bees. tell me about colony collapse. >> first of all, bees pollonate a third of everything that humans eat. since 2006, there's a syndrome, mostly affecting commercial beekeepers in which the colonies enter a doom cycle and cannot produce enough bees to survive. the populations collapse. >> reporter: that is all honey. >> would you like to taste. >> reporter: david is a seatac >> reporter: david is a seatac bee keeper. >> stick your finger in like winnie the pew. >> reporter: david is in charge. queen bee breeding programme. >> we wanted to develop local north-west bees that are better at surviving the winter than the californian bees that come up in the spring. so we are here at the airport where we have a island. vacant land surrounding an airport may be unusual.

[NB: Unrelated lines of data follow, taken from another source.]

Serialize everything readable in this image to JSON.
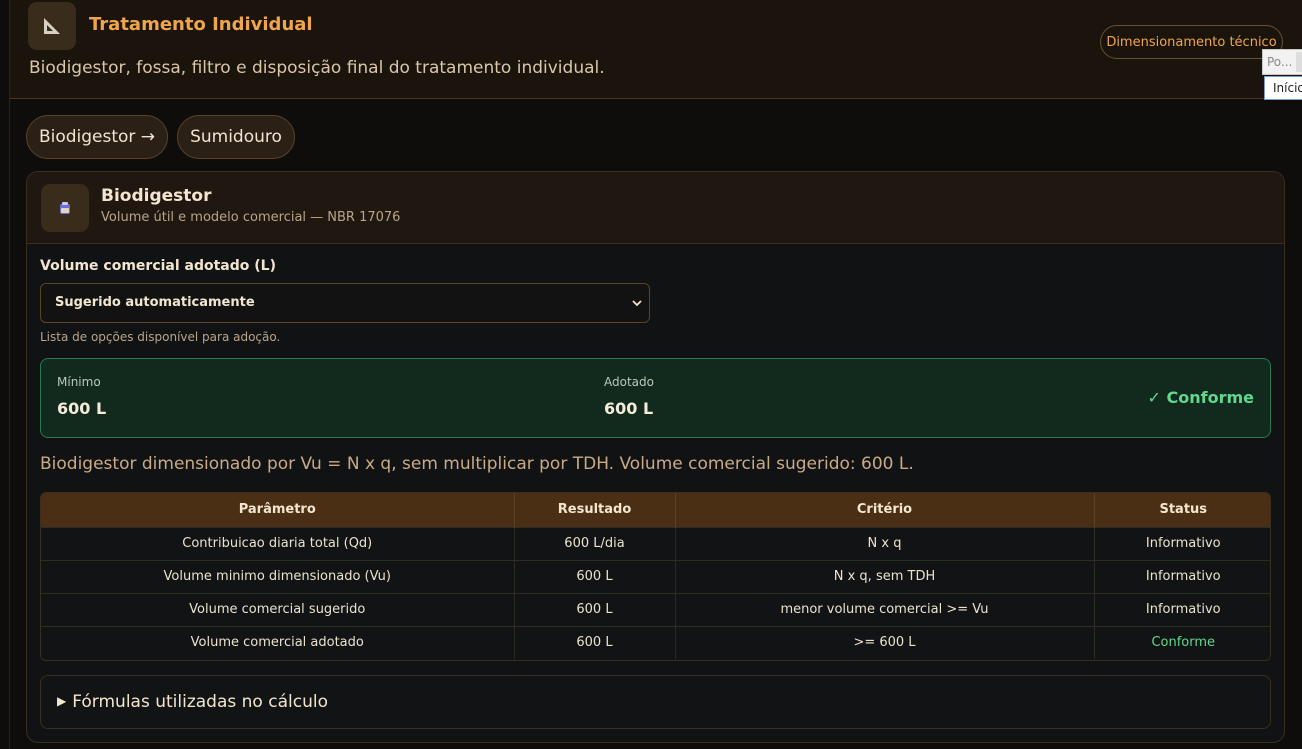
{
  "header": {
    "icon": "set-square-icon",
    "title": "Tratamento Individual",
    "subtitle": "Biodigestor, fossa, filtro e disposição final do tratamento individual.",
    "tech_button": "Dimensionamento técnico"
  },
  "popup": {
    "input_text": "Po...",
    "button_text": "Início"
  },
  "tabs": [
    {
      "label": "Biodigestor →",
      "active": true
    },
    {
      "label": "Sumidouro",
      "active": false
    }
  ],
  "card": {
    "icon": "tank-icon",
    "title": "Biodigestor",
    "subtitle": "Volume útil e modelo comercial — NBR 17076",
    "field_label": "Volume comercial adotado (L)",
    "select_value": "Sugerido automaticamente",
    "hint": "Lista de opções disponível para adoção.",
    "summary": {
      "min_label": "Mínimo",
      "min_value": "600 L",
      "adopted_label": "Adotado",
      "adopted_value": "600 L",
      "status": "✓ Conforme"
    },
    "note": "Biodigestor dimensionado por Vu = N x q, sem multiplicar por TDH. Volume comercial sugerido: 600 L.",
    "table": {
      "headers": [
        "Parâmetro",
        "Resultado",
        "Critério",
        "Status"
      ],
      "rows": [
        [
          "Contribuicao diaria total (Qd)",
          "600 L/dia",
          "N x q",
          "Informativo"
        ],
        [
          "Volume minimo dimensionado (Vu)",
          "600 L",
          "N x q, sem TDH",
          "Informativo"
        ],
        [
          "Volume comercial sugerido",
          "600 L",
          "menor volume comercial >= Vu",
          "Informativo"
        ],
        [
          "Volume comercial adotado",
          "600 L",
          ">= 600 L",
          "Conforme"
        ]
      ]
    },
    "formulas_label": "Fórmulas utilizadas no cálculo"
  },
  "colors": {
    "accent": "#f0a54a",
    "success": "#62d88e",
    "background": "#0e0d0c"
  }
}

seatac's buffer, 1,000 acres, represents city's demand to find creative solutions, in the areas. >> on the island, for the most part, we control the drones in the air, and we can control the colony genetics, and so we can set up the situation where we can select our best queens. hopefully they'll wait with the drones and we create seatac airport flight paths. >> as carefully selected as the bees have been, and despite the fact that the colonies are capable of surviving many superbees. >> there's no magic bullet. >> the answer is not a huge chemical, industrial thing. it's something that all of us can do. plant flowers, no chemical input, and let the lawn grow an
inch taller, that's the solution to making a healthier bee. not the superbee. >> reporter: it's also about keeping invasive species out. for this, the airport has a wildlife biologist on staff. he has come up with creative solutions. >> the reason we have the coyote airboat, using the pyrotechnics, noise bankers and screamers - they do work, but the wildlife gets used to it. when they have a predator come after them, especially when we have a mock-up that looks like a coyote, they are less apt to hang around. >> with natural wetlands a few hundred feet from the runway,

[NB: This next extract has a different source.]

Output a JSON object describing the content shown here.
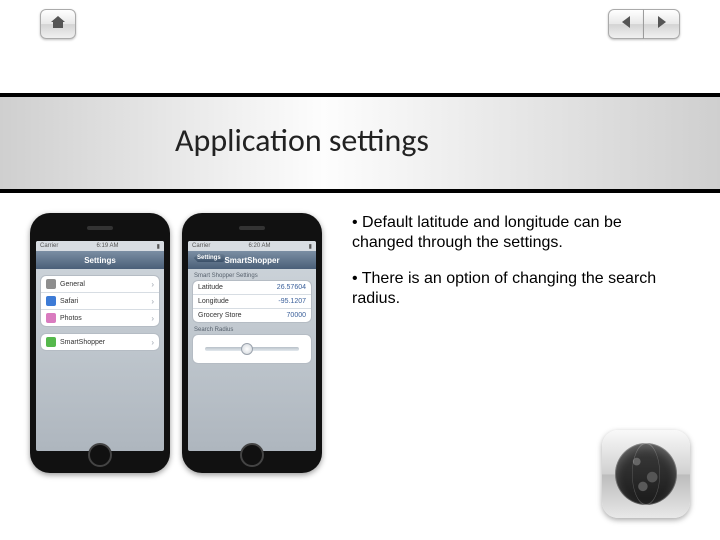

birds could be a problem. especially the starling flocks that can strike or get sucked into planes causing damage. runways. >> this is the email when the door is closed. >> reporter: a system of email alerts and alarms let crews know caught. >> let's find the raptor and get it out the track. >> reporter: looks like it's ready to be somewhere else. >> that is great about the texting traps, we can get the bird out. >> the female hawk will be re-elected about 70 miles away. she'll be tagged so crews can make sure she doesn't return. so far, less than 3% do. that is considered success for the team of conservationists. >> how is the public responding to the efforts going on? >> overwhelmingly the public
response is yea. we can't put houses here, but we can do something for conservation. that's a big win. >> one of the things i have to bring up, how amazing is the remote controlled coyote on an air boat. who thought of that. >> crazy, the wildlife biologist, steve, this is his idea. he's from seatac. it's brilliant. the fact that you can scare birds away from the flight path of a plane using this model of a coyote on a motor boat was amazing. we saw it work. >> conservation work in the field should be fun, and we should come up with the creative ideas, i love watching it. >> i'm jealous of you guys, you do fieldwork. >> come alang, we'll find something fluorescent in the amazon that you can study. >> and go behind the scenes at